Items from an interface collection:
::::::::

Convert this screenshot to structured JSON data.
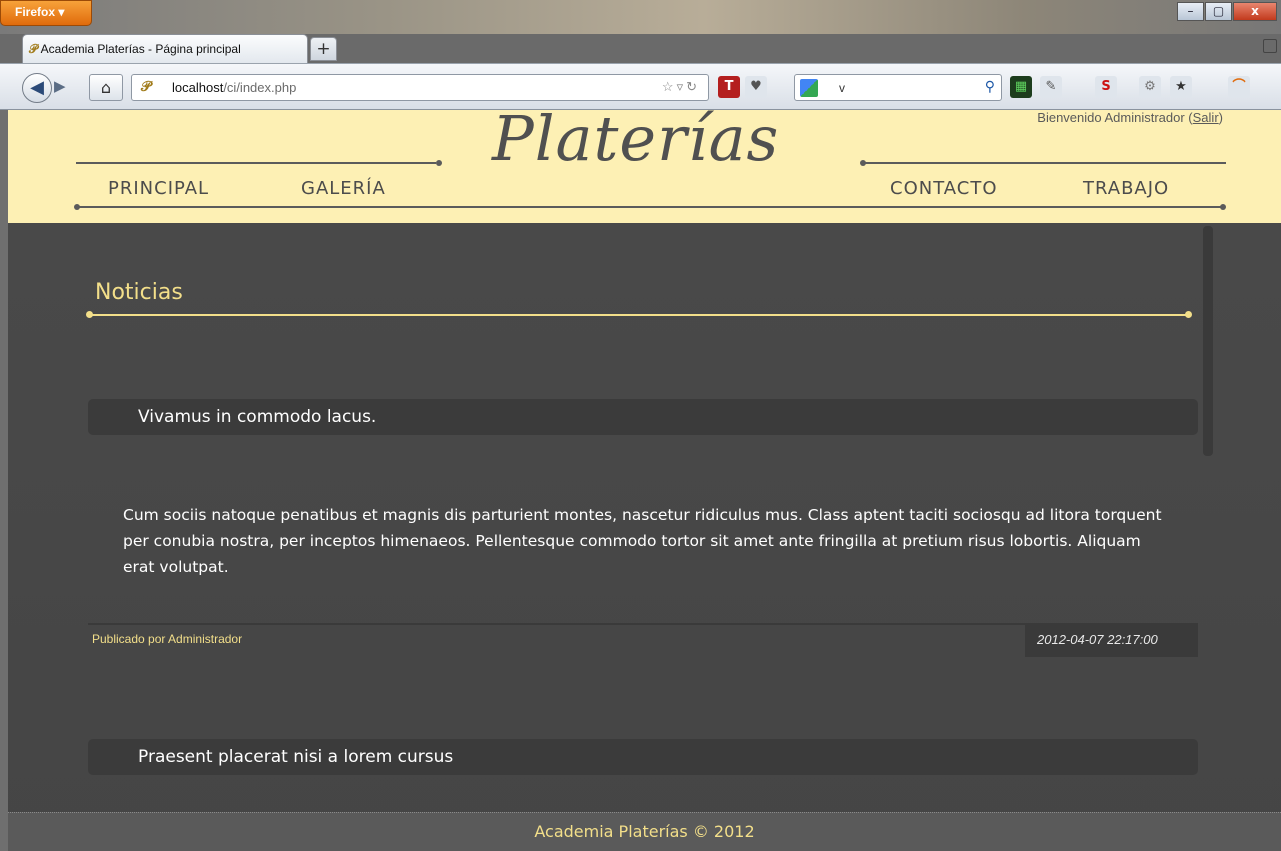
{
  "browser": {
    "menu_button": "Firefox ▾",
    "tab_title": "Academia Platerías - Página principal",
    "new_tab": "+",
    "url_host": "localhost",
    "url_path": "/ci/index.php",
    "search_text": "v",
    "window_buttons": [
      "–",
      "▢",
      "x"
    ]
  },
  "header": {
    "welcome_text": "Bienvenido Administrador (",
    "logout": "Salir",
    "welcome_close": ")",
    "logo": "Platerías",
    "nav": [
      "PRINCIPAL",
      "GALERÍA",
      "CONTACTO",
      "TRABAJO"
    ]
  },
  "content": {
    "section_title": "Noticias",
    "posts": [
      {
        "title": "Vivamus in commodo lacus.",
        "body": "Cum sociis natoque penatibus et magnis dis parturient montes, nascetur ridiculus mus. Class aptent taciti sociosqu ad litora torquent per conubia nostra, per inceptos himenaeos. Pellentesque commodo tortor sit amet ante fringilla at pretium risus lobortis. Aliquam erat volutpat.",
        "author": "Publicado por Administrador",
        "date": "2012-04-07 22:17:00"
      },
      {
        "title": "Praesent placerat nisi a lorem cursus"
      }
    ]
  },
  "footer": {
    "text": "Academia Platerías © 2012"
  },
  "colors": {
    "header_bg": "#fdf0b4",
    "accent_yellow": "#f3df8a",
    "page_bg": "#4a4a4a",
    "title_bar_bg": "#3b3b3b"
  },
  "icons": [
    "firefox-menu-icon",
    "back-icon",
    "forward-icon",
    "home-icon",
    "favicon-icon",
    "bookmark-star-icon",
    "reload-icon",
    "search-icon"
  ]
}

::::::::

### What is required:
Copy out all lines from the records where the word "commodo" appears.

### Expected output:
        "title": "Vivamus in commodo lacus.",
        "body": "Cum sociis natoque penatibus et magnis dis parturient montes, nascetur ridiculus mus. Class aptent taciti sociosqu ad litora torquent per conubia nostra, per inceptos himenaeos. Pellentesque commodo tortor sit amet ante fringilla at pretium risus lobortis. Aliquam erat volutpat.",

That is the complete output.